Adaptive behavioral analytics can be used to detect anomalies in real time to identify new types of transactional fraud when they occur, without time-consuming (and expensive) manual intervention. The technology also has become extremely cost-effective to implement. Adaptive behavioral analytics brings two key components to help financial institutions minimize fraud and reduce friction: 1. Individualization Rather than only applying global rules to a vast data set of thousands of customers, behavioral analytics focuses on building anonymous statistical profiles of individuals, using hundreds of inputs. This micro approach helps banks understand changes being made to the account, to contextualize what is going on, and detect anomalies across multiple, complex data collectors. For example, real estate attorneys have very different transaction patterns versus those of printing businesses, so it’s important that a platform is able to contextualize the types of transactions a bank would expect. 2. Machine-learning capability Models using adaptive behavioral analytics can teach themselves. They can “study” customer transactions and detect different patterns of fraud, constantly updating their assessment of what is fraudulent and what is not. By contrast, static models will degrade quickly. Adaptive models are “non-degrading systems,” obviating the need for a massive update each year, or continuous manual updates by staff. Machine-learning models can also constantly tweak how they weigh inputs to make an accept or reject decision, including how accountholders logged on, what their usage patterns are, the destination of the funds, and how long accounts have been opened. David Excell Co-Founder & CTO at Featurespace Dave is Co-Founder and CTO of Featurespace. He studied with Professor Bill Fitzgerald (Featurespace Co-Founder) at the University of Cambridge, where he developed the ARIC platform. Under Dave’s leadership, Featurespace has grown from a concept to a commercial success with many blue-chip customers. Dave has been awarded 11 prizes and scholarships for his academic and commercial achievements, including the 2011 ITC Enterprise Award for Young Entrepreneur. A practical approach to fraud management The fundamental takeaway to this changing landscape is adaptation and evolution. Fraudsters are not static, so risk models should not be either. They must be able to detect behavioral anomalies in real time to identify new types of transactional fraud when they occur, without manual intervention. This reduces false-positive alerts, allowing banks to accept more genuine transactions by better understanding the legitimate behavior of individual customers. It’s not a question of whether banks can fight fraud, it’s how efficient and cost effective they can do it in a world of shrinking payment windows for ACH and wire transfers. Machine learning and individualization will help banks adapt rapidly and avoid degradation of their transaction fraud monitoring. Early adopters of this practice will ultimately have a competitive advantage over their peers due to decreased fraud expenses, increased operational efficiency and most importantly, a better customer experience. About Featurespace Created the ARIC platform, a real-time, machine learning software system.
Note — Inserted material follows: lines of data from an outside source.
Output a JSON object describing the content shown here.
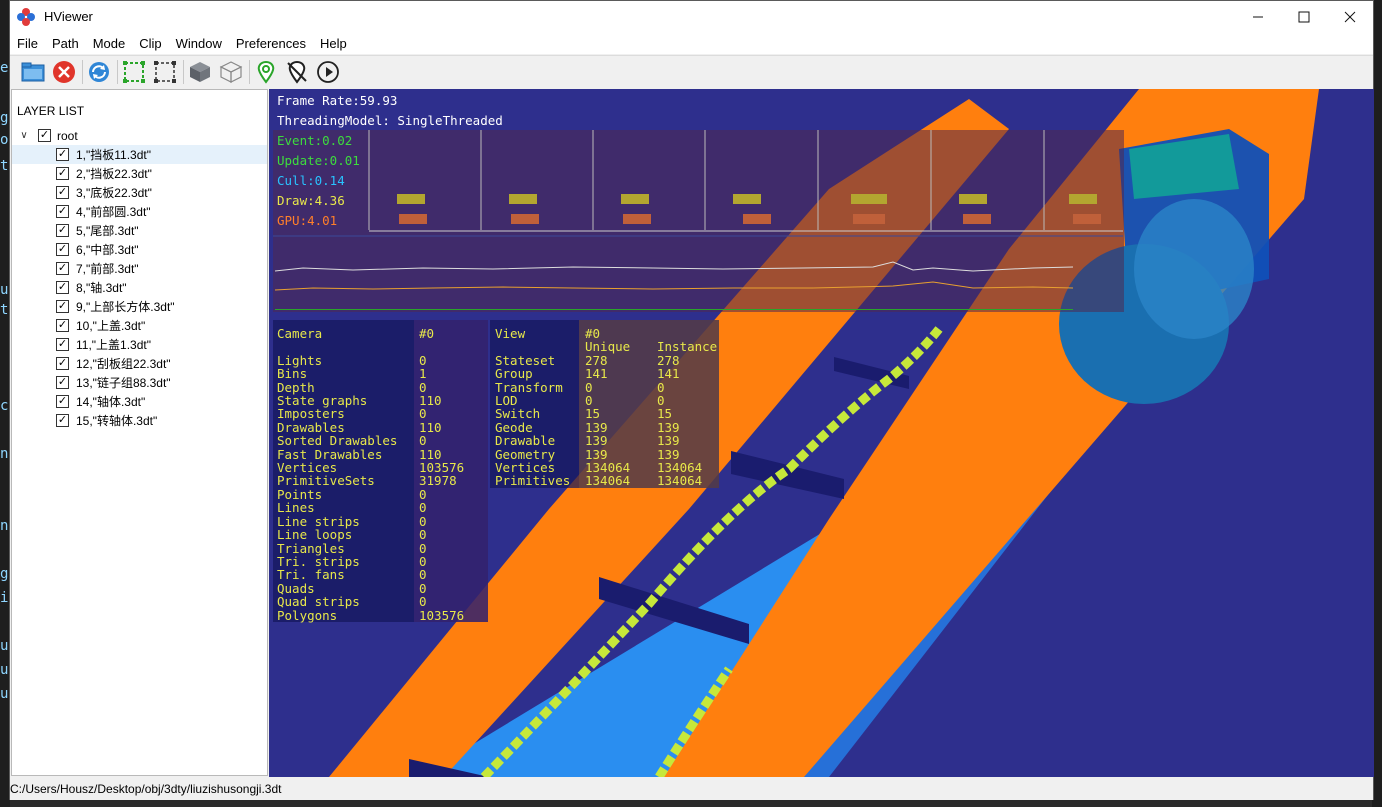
{
  "window": {
    "title": "HViewer"
  },
  "menu": [
    "File",
    "Path",
    "Mode",
    "Clip",
    "Window",
    "Preferences",
    "Help"
  ],
  "toolbar": [
    {
      "name": "open-folder-icon"
    },
    {
      "name": "close-file-icon"
    },
    {
      "name": "refresh-icon"
    },
    {
      "name": "select-box-icon"
    },
    {
      "name": "select-region-icon"
    },
    {
      "name": "solid-cube-icon"
    },
    {
      "name": "wire-cube-icon"
    },
    {
      "name": "map-pin-icon"
    },
    {
      "name": "pin-off-icon"
    },
    {
      "name": "play-icon"
    }
  ],
  "layer_list": {
    "header": "LAYER LIST",
    "root_label": "root",
    "items": [
      "1,\"挡板11.3dt\"",
      "2,\"挡板22.3dt\"",
      "3,\"底板22.3dt\"",
      "4,\"前部圆.3dt\"",
      "5,\"尾部.3dt\"",
      "6,\"中部.3dt\"",
      "7,\"前部.3dt\"",
      "8,\"轴.3dt\"",
      "9,\"上部长方体.3dt\"",
      "10,\"上盖.3dt\"",
      "11,\"上盖1.3dt\"",
      "12,\"刮板组22.3dt\"",
      "13,\"链子组88.3dt\"",
      "14,\"轴体.3dt\"",
      "15,\"转轴体.3dt\""
    ],
    "selected_index": 0
  },
  "hud": {
    "frame_rate": "Frame Rate:59.93",
    "threading": "ThreadingModel: SingleThreaded",
    "event": "Event:0.02",
    "update": "Update:0.01",
    "cull": "Cull:0.14",
    "draw": "Draw:4.36",
    "gpu": "GPU:4.01"
  },
  "camera_stats": {
    "labels": "Camera\n\nLights\nBins\nDepth\nState graphs\nImposters\nDrawables\nSorted Drawables\nFast Drawables\nVertices\nPrimitiveSets\nPoints\nLines\nLine strips\nLine loops\nTriangles\nTri. strips\nTri. fans\nQuads\nQuad strips\nPolygons",
    "values": "#0\n\n0\n1\n0\n110\n0\n110\n0\n110\n103576\n31978\n0\n0\n0\n0\n0\n0\n0\n0\n0\n103576"
  },
  "view_stats": {
    "labels": "View\n\nStateset\nGroup\nTransform\nLOD\nSwitch\nGeode\nDrawable\nGeometry\nVertices\nPrimitives",
    "unique": "#0\nUnique\n278\n141\n0\n0\n15\n139\n139\n139\n134064\n134064",
    "instance": "\nInstance\n278\n141\n0\n0\n15\n139\n139\n139\n134064\n134064"
  },
  "status": {
    "path": "C:/Users/Housz/Desktop/obj/3dty/liuzishusongji.3dt"
  },
  "colors": {
    "viewport_bg": "#2e2f8d",
    "rail_orange": "#ff7f0e",
    "trough_blue": "#2a8ef0",
    "chain_green": "#c6e83a",
    "flight_navy": "#1a1c6e",
    "hud_event": "#3ddc3d",
    "hud_cull": "#29c3ff",
    "hud_draw": "#e8e84a",
    "hud_gpu": "#ff7f2a"
  }
}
With offices in the UK and US, Featurespace has deployed ARIC to financial services and gaming organizations that have services or products in more than 180 countries. Customers include Ally Bank, TSYS®, Worldpay PLC, Playtech, PaddyPowerBetfair PLC, Vocalink Zapp, CashFlows and William Hill. 13